(Excerpted records begins)
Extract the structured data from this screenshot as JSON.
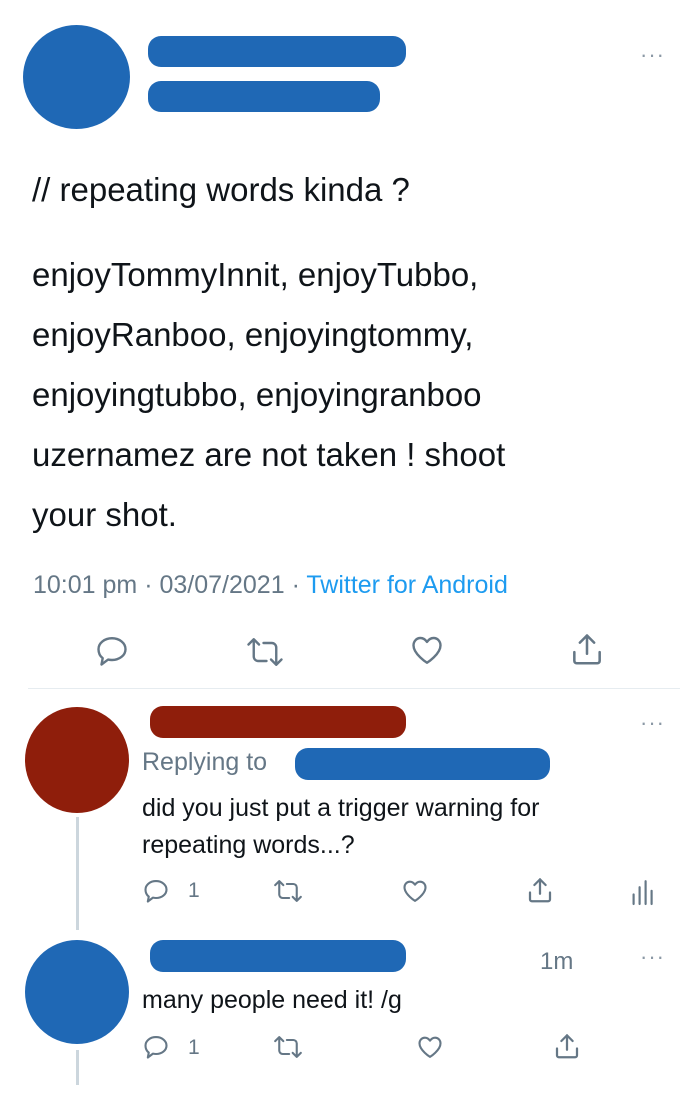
{
  "colors": {
    "redacted_blue": "#1f68b5",
    "redacted_red": "#8f1e0b",
    "muted": "#657786",
    "link": "#1d9bf0",
    "text": "#0f1419",
    "divider": "#e6ecf0"
  },
  "main_tweet": {
    "more_label": "···",
    "cw_line": "// repeating words kinda ?",
    "body_lines": [
      "enjoyTommyInnit, enjoyTubbo,",
      "enjoyRanboo, enjoyingtommy,",
      "enjoyingtubbo, enjoyingranboo",
      "uzernamez are not taken ! shoot",
      "your shot."
    ],
    "time": "10:01 pm",
    "sep1": "·",
    "date": "03/07/2021",
    "sep2": "·",
    "source": "Twitter for Android",
    "actions": [
      "reply-icon",
      "retweet-icon",
      "like-icon",
      "share-icon"
    ]
  },
  "reply_1": {
    "more_label": "···",
    "replying_to": "Replying to",
    "text_lines": [
      "did you just put a trigger warning for",
      "repeating words...?"
    ],
    "reply_count": "1",
    "actions": [
      "reply-icon",
      "retweet-icon",
      "like-icon",
      "share-icon",
      "analytics-icon"
    ]
  },
  "reply_2": {
    "more_label": "···",
    "timestamp": "1m",
    "text": "many people need it! /g",
    "reply_count": "1",
    "actions": [
      "reply-icon",
      "retweet-icon",
      "like-icon",
      "share-icon"
    ]
  }
}
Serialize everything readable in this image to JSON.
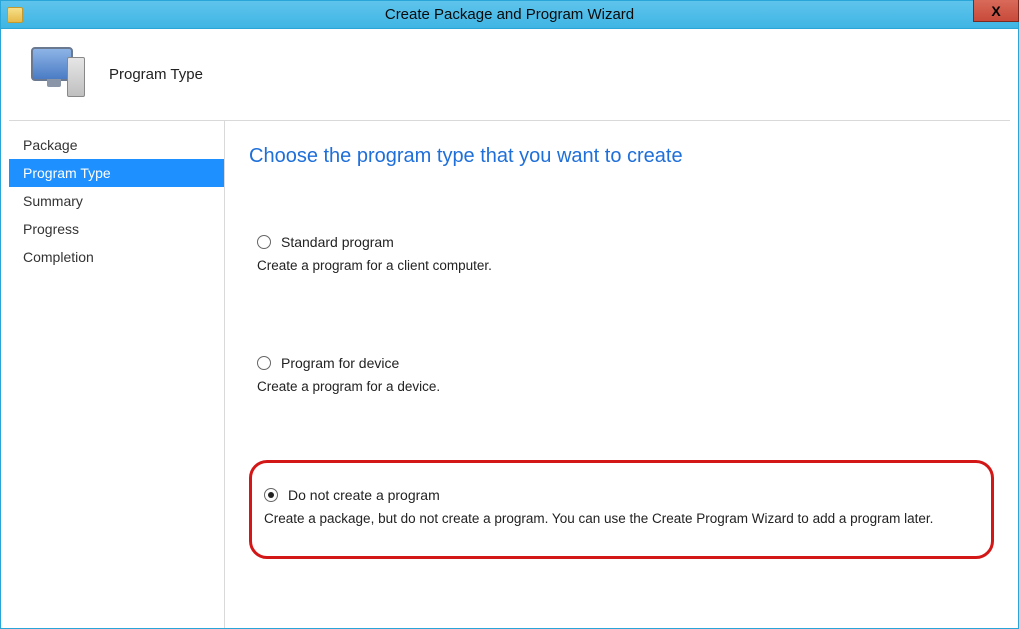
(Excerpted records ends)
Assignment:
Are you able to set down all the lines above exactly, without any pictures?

Answer space:
Extract the structured data from this screenshot as JSON.
{
  "colors": {
    "redacted_blue": "#1f68b5",
    "redacted_red": "#8f1e0b",
    "muted": "#657786",
    "link": "#1d9bf0",
    "text": "#0f1419",
    "divider": "#e6ecf0"
  },
  "main_tweet": {
    "more_label": "···",
    "cw_line": "// repeating words kinda ?",
    "body_lines": [
      "enjoyTommyInnit, enjoyTubbo,",
      "enjoyRanboo, enjoyingtommy,",
      "enjoyingtubbo, enjoyingranboo",
      "uzernamez are not taken ! shoot",
      "your shot."
    ],
    "time": "10:01 pm",
    "sep1": "·",
    "date": "03/07/2021",
    "sep2": "·",
    "source": "Twitter for Android",
    "actions": [
      "reply-icon",
      "retweet-icon",
      "like-icon",
      "share-icon"
    ]
  },
  "reply_1": {
    "more_label": "···",
    "replying_to": "Replying to",
    "text_lines": [
      "did you just put a trigger warning for",
      "repeating words...?"
    ],
    "reply_count": "1",
    "actions": [
      "reply-icon",
      "retweet-icon",
      "like-icon",
      "share-icon",
      "analytics-icon"
    ]
  },
  "reply_2": {
    "more_label": "···",
    "timestamp": "1m",
    "text": "many people need it! /g",
    "reply_count": "1",
    "actions": [
      "reply-icon",
      "retweet-icon",
      "like-icon",
      "share-icon"
    ]
  }
}
Serialize everything readable in this image to JSON.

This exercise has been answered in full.